On 6/4/05, Brian Candler <B.Candler / pobox.com> wrote:
> I'm sure there ought to be a Ruby function to do this, but I've been
> scratching my head whilst going through the Pickaxe book :-)
> 
> I want to encode/decode a positive number to/from a variable-length
> big-endian binary string.
> 
> Originally the best I could come up with was:
> 
>   str = "\001\002\003"
>   val = 0
>   str.each_byte { |b| val = (val << 8) | b }
>   p val
>   # => 66051
> 
>   val = 1234
>   str = ""
>   while (val > 0)
>     str = (val & 0xff).chr + str
>     val >>= 8
>   end
>   p str
>   # => "\004\322"
> 
> pack/unpack seem only to work for fixed lengths, e.g. 2 or 4 bytes.
> 
> Is there a faster or simpler way of doing this in Ruby?
> 
> Then I discovered I can go via hex:
> 
>   p "\001\002\003".unpack("H*")[0].hex
>   # => 66051
> 
>   str = 1234.to_s(16)
>   str = "0#{str}" if str.length % 2 != 0
>   val = [str].pack("H*")
>   p val
>   # => "\004\322"
> 
> That's still pretty nasty. Any better offers?

You're on the right track... It looks like you're just doing too much
work. how about:

  [int.to_s(16)].pack('H*')

to pack it, and:

  string.unpack('H*').first.to_i(16)

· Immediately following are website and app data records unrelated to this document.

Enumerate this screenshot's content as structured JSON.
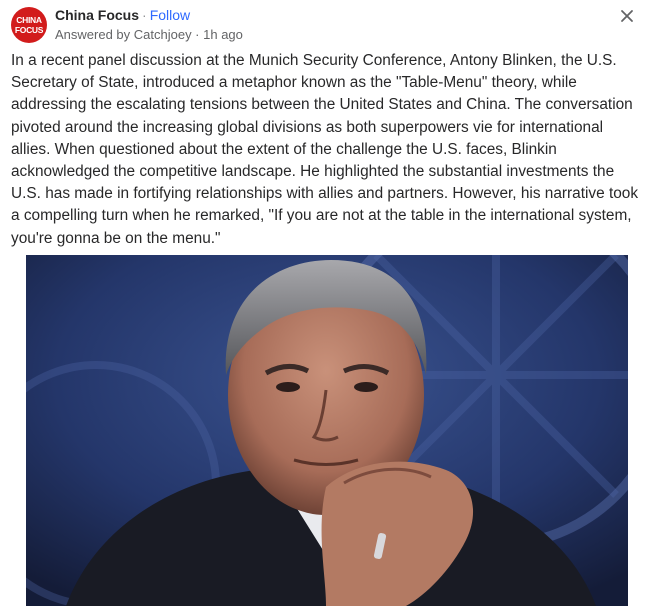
{
  "space": {
    "name": "China Focus",
    "logo_text_top": "CHINA",
    "logo_text_bottom": "FOCUS",
    "separator": "·",
    "follow_label": "Follow"
  },
  "byline": "Answered by Catchjoey · 1h ago",
  "close_icon": "close-icon",
  "post": {
    "text": "In a recent panel discussion at the Munich Security Conference, Antony Blinken, the U.S. Secretary of State, introduced a metaphor known as the \"Table-Menu\" theory, while addressing the escalating tensions between the United States and China. The conversation pivoted around the increasing global divisions as both superpowers vie for international allies. When questioned about the extent of the challenge the U.S. faces, Blinkin acknowledged the competitive landscape. He highlighted the substantial investments the U.S. has made in fortifying relationships with allies and partners. However, his narrative took a compelling turn when he remarked, \"If you are not at the table in the international system, you're gonna be on the menu.\""
  },
  "colors": {
    "brand_red": "#d21c1c",
    "follow_blue": "#2e69ff",
    "text": "#282829",
    "muted": "#636466",
    "photo_background": "#1c2648"
  }
}
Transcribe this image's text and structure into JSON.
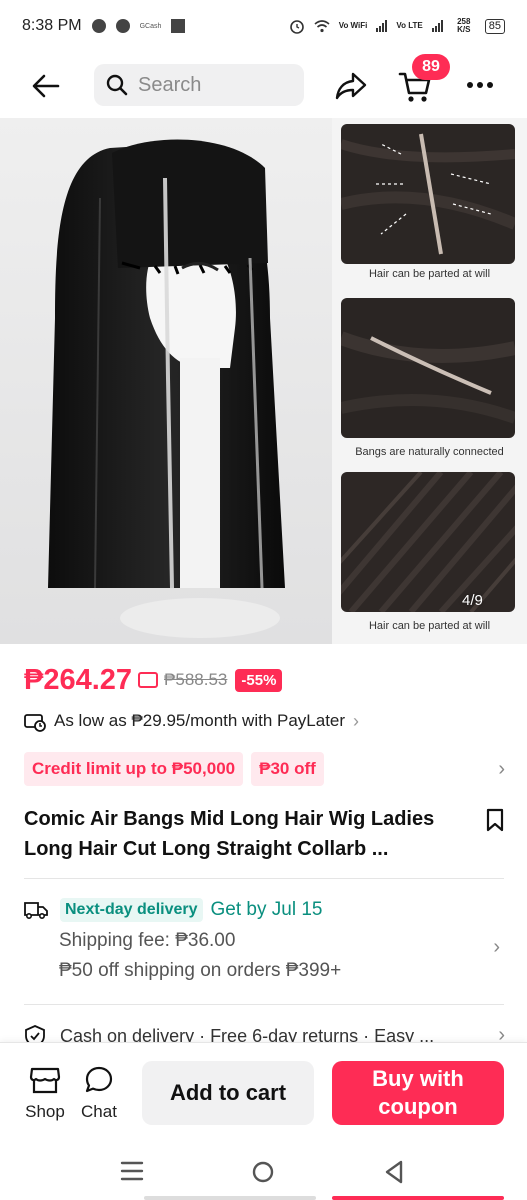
{
  "status_bar": {
    "time": "8:38 PM",
    "gcash_label": "GCash",
    "network_1": "Vo WiFi",
    "network_2": "Vo LTE",
    "speed": "258 K/S",
    "battery": "85"
  },
  "header": {
    "search_placeholder": "Search",
    "cart_count": "89"
  },
  "gallery": {
    "thumb_captions": [
      "Hair can be parted at will",
      "Bangs are naturally connected",
      "Hair can be parted at will"
    ],
    "counter": "4/9"
  },
  "product": {
    "price": "₱264.27",
    "original_price": "₱588.53",
    "discount": "-55%",
    "paylater_text": "As low as ₱29.95/month with PayLater",
    "chips": [
      "Credit limit up to ₱50,000",
      "₱30 off"
    ],
    "title": "Comic Air Bangs Mid Long Hair Wig Ladies Long Hair Cut Long Straight Collarb ..."
  },
  "delivery": {
    "badge": "Next-day delivery",
    "get_by": "Get by Jul 15",
    "shipping_fee": "Shipping fee: ₱36.00",
    "shipping_discount": "₱50 off shipping on orders ₱399+"
  },
  "services": {
    "text": "Cash on delivery · Free 6-day returns · Easy ..."
  },
  "bottom_bar": {
    "shop_label": "Shop",
    "chat_label": "Chat",
    "add_to_cart": "Add to cart",
    "buy_with_coupon": "Buy with coupon"
  },
  "colors": {
    "accent": "#fe2c55",
    "delivery_green": "#0a8f7f"
  }
}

to unpack?

Also, if you aren't tied to this exact format, there's the
BER-compressed integer option in #pack/#unpack, which handles
variable-length integers in a nice way:

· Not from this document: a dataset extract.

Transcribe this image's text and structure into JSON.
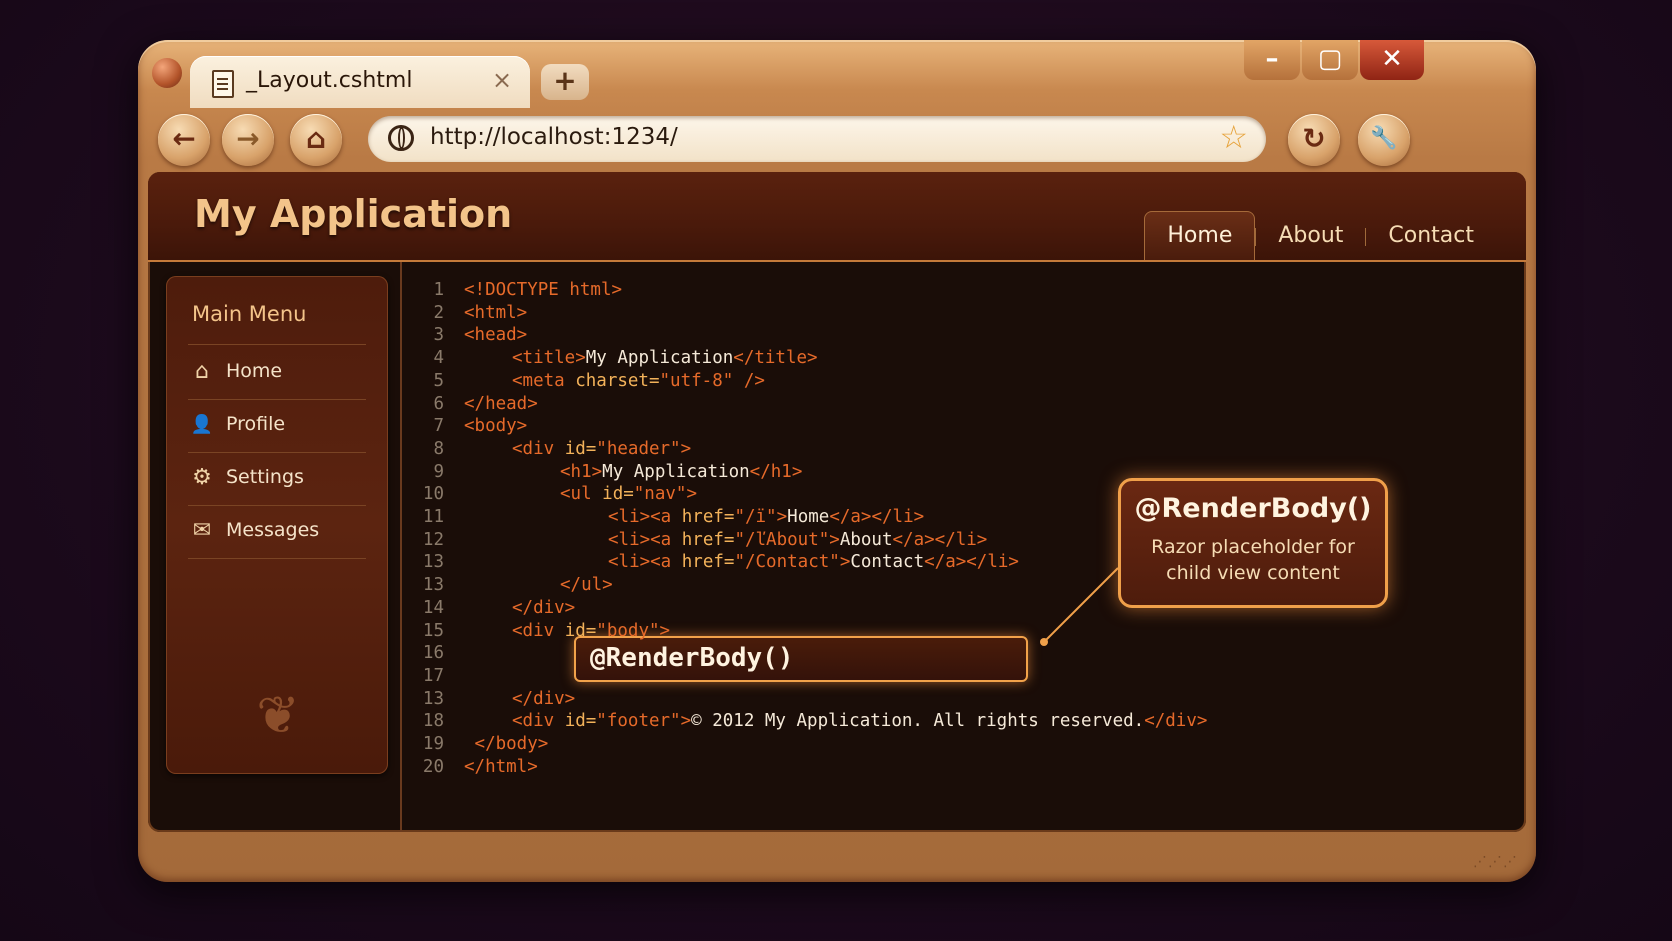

  [12345678901234567890].pack('w')
    ==>"\201\253\252\252\261\316\330\374\225R"
  [1].pack('w')
    ==>"\001"

cheers,
Mark